"Absurd and vaguely menacing"--exactly. The conceptual framework of much left-liberalism has for some time seen the mass of Americans as savages who need to be continually restrained. And mainstream liberalism has taken a strikingly and unembarrassed authoritarian turn. (Everyone sensed that about Hillary Clinton; it was part of what made her an unattractive candidate.)
Most of this belongs in the "oft was thought but n'er so well expressed" category. But there is one striking difference between what Lasch saw in the early '90s and our current situation. A couple of pages later he remarks that the liberals described here "lack a common political outlook." But that's no longer the case. The upper-middle class and many (or most?) of the very rich are now predominantly on the political left, and much further in that direction than they were in Lasch's time, at least in the ways that do not threaten their own wealth, prestige, and power. And the embrace of Trump by really tacky people only reinforces their sense of the rightness of their own politics, which are at one with their good taste and careful management of their own lives (not that any class of people is ever consistently successful in that effort).

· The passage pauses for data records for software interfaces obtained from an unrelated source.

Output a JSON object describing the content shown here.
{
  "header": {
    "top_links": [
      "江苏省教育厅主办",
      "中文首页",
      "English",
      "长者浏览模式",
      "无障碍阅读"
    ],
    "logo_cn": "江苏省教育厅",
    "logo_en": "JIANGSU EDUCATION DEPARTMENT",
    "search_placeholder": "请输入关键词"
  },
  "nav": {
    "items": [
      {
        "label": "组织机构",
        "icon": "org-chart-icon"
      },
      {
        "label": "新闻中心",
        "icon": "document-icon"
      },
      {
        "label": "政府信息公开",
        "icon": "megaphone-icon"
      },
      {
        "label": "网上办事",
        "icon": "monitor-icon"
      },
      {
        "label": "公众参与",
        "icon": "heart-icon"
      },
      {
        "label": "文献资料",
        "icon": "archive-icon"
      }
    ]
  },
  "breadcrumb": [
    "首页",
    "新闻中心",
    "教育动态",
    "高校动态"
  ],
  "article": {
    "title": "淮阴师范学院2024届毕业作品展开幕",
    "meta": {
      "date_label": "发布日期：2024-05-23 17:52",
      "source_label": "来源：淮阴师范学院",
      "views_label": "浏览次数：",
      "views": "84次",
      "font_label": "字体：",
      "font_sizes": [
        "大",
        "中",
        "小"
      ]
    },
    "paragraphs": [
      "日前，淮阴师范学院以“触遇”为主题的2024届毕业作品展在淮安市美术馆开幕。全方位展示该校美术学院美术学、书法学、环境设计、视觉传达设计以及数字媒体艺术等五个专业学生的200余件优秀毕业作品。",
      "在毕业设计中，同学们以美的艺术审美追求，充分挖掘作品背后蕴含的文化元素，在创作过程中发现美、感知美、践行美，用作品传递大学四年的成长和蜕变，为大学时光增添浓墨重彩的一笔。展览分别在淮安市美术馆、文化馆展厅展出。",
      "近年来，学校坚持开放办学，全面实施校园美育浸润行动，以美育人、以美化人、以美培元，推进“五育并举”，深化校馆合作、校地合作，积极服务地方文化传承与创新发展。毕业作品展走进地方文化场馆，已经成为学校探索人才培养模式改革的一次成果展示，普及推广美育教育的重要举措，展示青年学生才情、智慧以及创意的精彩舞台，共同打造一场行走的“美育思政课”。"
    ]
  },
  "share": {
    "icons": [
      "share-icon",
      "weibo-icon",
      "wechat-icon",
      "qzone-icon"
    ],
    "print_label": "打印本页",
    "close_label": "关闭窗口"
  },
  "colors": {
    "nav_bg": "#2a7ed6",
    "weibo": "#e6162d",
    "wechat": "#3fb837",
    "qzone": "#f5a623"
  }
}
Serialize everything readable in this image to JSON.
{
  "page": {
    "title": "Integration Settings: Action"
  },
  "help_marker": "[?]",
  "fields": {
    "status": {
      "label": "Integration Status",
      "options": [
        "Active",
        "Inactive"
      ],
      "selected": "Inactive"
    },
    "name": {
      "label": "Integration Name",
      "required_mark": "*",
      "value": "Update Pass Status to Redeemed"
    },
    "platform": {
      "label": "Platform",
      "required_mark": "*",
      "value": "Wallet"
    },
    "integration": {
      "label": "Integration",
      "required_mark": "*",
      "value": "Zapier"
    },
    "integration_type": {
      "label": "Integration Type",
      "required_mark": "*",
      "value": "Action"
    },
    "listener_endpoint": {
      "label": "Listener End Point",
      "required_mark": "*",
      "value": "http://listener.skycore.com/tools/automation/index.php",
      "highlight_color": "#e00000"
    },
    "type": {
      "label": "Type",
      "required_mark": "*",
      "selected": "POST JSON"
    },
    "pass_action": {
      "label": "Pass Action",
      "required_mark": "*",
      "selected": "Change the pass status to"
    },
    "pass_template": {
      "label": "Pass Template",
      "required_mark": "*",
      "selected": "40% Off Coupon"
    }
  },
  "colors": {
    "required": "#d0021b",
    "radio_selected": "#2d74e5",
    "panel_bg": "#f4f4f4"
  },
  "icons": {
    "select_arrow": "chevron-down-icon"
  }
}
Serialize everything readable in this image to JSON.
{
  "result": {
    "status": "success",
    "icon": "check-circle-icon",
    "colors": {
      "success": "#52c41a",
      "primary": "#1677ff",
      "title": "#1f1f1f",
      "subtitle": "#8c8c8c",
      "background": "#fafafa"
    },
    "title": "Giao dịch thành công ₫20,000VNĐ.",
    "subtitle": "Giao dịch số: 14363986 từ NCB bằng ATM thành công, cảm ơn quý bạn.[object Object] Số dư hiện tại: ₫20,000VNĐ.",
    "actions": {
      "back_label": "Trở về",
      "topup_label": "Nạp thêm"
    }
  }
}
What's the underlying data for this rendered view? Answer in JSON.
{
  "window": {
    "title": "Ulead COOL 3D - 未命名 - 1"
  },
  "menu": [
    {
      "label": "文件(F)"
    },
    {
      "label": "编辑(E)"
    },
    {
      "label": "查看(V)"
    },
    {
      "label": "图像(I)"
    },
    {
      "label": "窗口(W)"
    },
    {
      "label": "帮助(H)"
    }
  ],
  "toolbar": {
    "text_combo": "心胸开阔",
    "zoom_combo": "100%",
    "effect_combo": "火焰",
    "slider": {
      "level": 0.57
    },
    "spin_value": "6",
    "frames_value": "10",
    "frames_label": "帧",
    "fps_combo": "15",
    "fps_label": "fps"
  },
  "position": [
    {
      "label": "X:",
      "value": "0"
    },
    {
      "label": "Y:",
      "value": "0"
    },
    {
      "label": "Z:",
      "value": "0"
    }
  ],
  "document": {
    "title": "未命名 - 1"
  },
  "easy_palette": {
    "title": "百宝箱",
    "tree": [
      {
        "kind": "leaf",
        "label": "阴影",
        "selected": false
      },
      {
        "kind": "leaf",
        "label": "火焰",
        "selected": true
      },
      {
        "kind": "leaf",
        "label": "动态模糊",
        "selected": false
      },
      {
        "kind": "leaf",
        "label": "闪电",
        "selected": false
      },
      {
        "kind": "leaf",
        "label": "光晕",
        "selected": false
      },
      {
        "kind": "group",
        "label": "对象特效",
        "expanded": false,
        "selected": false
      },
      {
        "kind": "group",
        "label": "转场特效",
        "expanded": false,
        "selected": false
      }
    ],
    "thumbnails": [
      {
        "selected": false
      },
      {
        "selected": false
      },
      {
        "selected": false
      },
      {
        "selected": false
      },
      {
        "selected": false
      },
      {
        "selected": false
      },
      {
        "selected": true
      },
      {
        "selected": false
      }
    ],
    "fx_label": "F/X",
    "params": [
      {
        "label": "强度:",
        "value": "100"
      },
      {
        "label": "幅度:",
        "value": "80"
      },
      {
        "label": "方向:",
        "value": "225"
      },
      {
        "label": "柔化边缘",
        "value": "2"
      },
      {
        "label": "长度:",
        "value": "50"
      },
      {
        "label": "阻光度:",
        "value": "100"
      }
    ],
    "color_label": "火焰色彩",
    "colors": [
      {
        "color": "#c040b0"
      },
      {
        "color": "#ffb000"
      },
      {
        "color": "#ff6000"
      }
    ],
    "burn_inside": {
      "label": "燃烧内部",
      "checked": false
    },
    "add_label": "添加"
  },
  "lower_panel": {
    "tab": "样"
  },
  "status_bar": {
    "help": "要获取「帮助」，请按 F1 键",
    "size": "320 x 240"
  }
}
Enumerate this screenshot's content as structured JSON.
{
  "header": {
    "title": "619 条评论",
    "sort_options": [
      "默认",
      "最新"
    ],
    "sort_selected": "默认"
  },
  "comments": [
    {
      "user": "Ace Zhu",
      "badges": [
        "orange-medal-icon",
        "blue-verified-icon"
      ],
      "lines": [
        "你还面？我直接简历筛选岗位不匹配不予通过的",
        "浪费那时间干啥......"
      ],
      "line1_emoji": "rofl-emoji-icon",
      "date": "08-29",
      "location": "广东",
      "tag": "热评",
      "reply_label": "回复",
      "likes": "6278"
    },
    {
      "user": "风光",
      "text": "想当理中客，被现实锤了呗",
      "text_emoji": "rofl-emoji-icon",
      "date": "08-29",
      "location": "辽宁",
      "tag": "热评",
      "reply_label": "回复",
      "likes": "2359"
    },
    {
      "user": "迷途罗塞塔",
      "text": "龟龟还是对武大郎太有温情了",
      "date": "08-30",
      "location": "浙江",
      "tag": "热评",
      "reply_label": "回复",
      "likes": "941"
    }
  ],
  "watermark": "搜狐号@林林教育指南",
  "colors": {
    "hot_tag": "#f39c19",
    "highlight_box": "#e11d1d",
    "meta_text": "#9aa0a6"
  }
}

And the remarks about "the hygienic conception of life," the "crusade to sanitize American society": my initial reaction to those was that they were a bit outmoded, not as applicable today as then. But they are. What has happened is that the sanitizing crusade has grown to encompass the political and cultural realms, with puritans attempting to purge not only contemporary society but all of American history, and further back as necessary, of everything they see as a stain, the way food purists want to be certain that absolutely no trace of "chemicals" is present in what they eat and drink.
Affluent women, especially younger ones, seem to be especially susceptible to obsession along these lines. There's a perceptive and intermittently amusing treatment of one manifestation of this in an article at The Tablet: "Master Cleanse: Why social justice feels like self-help to privileged women". And then there are those enterprising "women of color" who charge groups of white women $5000 to challenge them to admit their racism over dinner. You'll notice, if you click on that link, that the URL of the MSN story to which it takes you places it in "health/wellness."
Lasch would have understood.